Thus, through recollection of these scenes as recorded in the book of Acts (which, though the stories would have been shared, were not available in written and standardized form to the churches of the day), we are provided with a glimpse into the struggle. There were doubts. There were prejudices and ancient biases. There was a fear that the status gains of one group (Gentile Christians) were coming at the expense of another (Jewish Christians). In an honor and shame culture, in which honor was a limited good (one only gained honor at the expense of another’s honor), this is more than understandable. There were church-wide conflicts. There were intra-church (as congregation) conflicts. There was a lack of unity on a number of issues, both within bodies and across the body. There were stances taken by one church that would not be taken by another church. Indeed, a review of the New Testament letters informs us that each congregation dealt with different problems at different times and in different ways.
All of this lays the groundwork for our look at Colossians.

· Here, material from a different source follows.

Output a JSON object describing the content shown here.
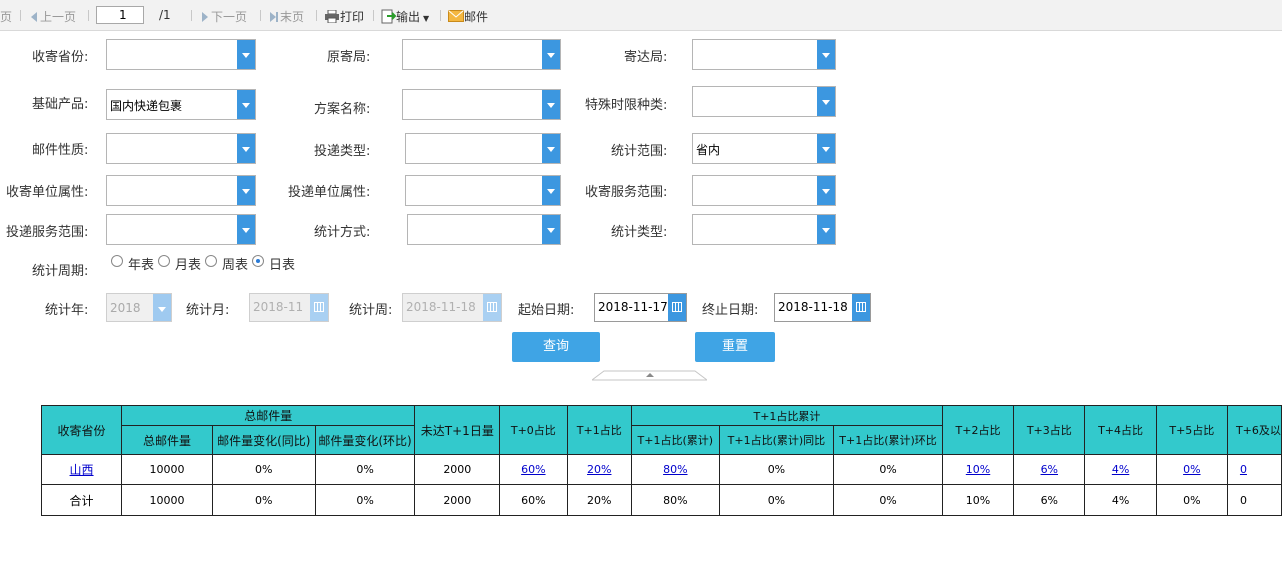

In co-ordination with the title of this study, it can be said that “all” in Colossians, seems to play a strategic role. This “all” takes on multiple forms, and when we read the letter with the questions concerning the inclusion and acceptance of Gentiles as part of the covenant people of God, minus their adoption of the markers of that covenant, this communiqué takes on an interesting character. Paul is very much interested in the elimination of long established, perhaps cherished barriers (in some corners), in the name of the creation of a unified, new creation, kingdom people.
We can feel the warmth of the bright shining light of this entrenched interest when we sit alongside the gathered Colossian congregation, joined together in their customary meal gathering in honor of their Lord, as the letter from the Apostle is read aloud and we hear “We always give thanks to God, the Father of our Lord Jesus Christ, when we pray for you, since we heard about your faith in Christ Jesus and the love that you have for all the saints” (1:3-4). With the background provided, we should not skim quickly over this “all.” We should hear it with all of the world-altering potential contained therein. After a quick bit of praise from Paul, while making mention of the Gospel that he says “has come to you” (1:6a), he adds an “all” emphasis with “Just as in the entire world this Gospel is bearing fruit and growing” (1:6b). As with the “all” of verse four, we do not take lightly this talk of the “entire world,” given the backdrop of the exclusiveness that limited entrance upon the covenant. Contrary to this, and contrary to his former way of life, Paul’s words, along with the sentiments expressed by Peter (as recorded in Acts), represent the realization of the flinging open of the doors of God’s covenant to all people---the entire world.
It is in this mindset that we then go on to hear the words of verse twelve, where Paul writes of their “giving thanks to the Father who has qualified you to share in the saints’ inheritance in the light” (1:12). This qualification speaks to the issue of inclusion. Prior to Jesus, and prior to the announcement of His Gospel as the means by which one enters into the covenant (is justified), it was the works of the law (the accepted covenant markers and practices that identified and separated the people of Israel from all other people) that provided qualification to be a “saint” and to share in the promised inheritance that stretched all the way back to Abraham. To that, reinforcing the “all,” “entire world,” and “qualified” language, Paul adds “He delivered us,” a word of unity, “from the power of darkness and transferred us to the kingdom of the Son he loves, in whom we have redemption, the forgiveness of sins” (1:13-14).
“Redemption” is a loaded term with a strong history, rooted in the history of Israel, and firmly connected to the exodus, which was an incredibly important component of the story by which Israel identified itself. Redemption is, in effect, exodus. Throughout the Scriptures, the symbol of God’s redemption of His people was their exoduses, which were many. Exodus, be it exodus from Egypt or exodus from Babylon (or from any other oppressor, whether inside or outside of the land of promise), was crucial to the story of Israel, and was a unifying theme for a people that took an “us against the world” stance. Redemption, or exodus, which implied a deliverance from exile (which was the result of Israel’s “sins”), was by and large (it’s not really the case for the Egyptian exodus) the evidence that Israel had been forgiven of its sins of covenant violations. Therefore, Paul’s use of this language, as it is encompasses both Jew and Gentile, draws the Gentiles into the story of God’s redemptive actions on behalf of Israel and the world through Israel, providing them with an exodus of their own, thus folding them into the people of God.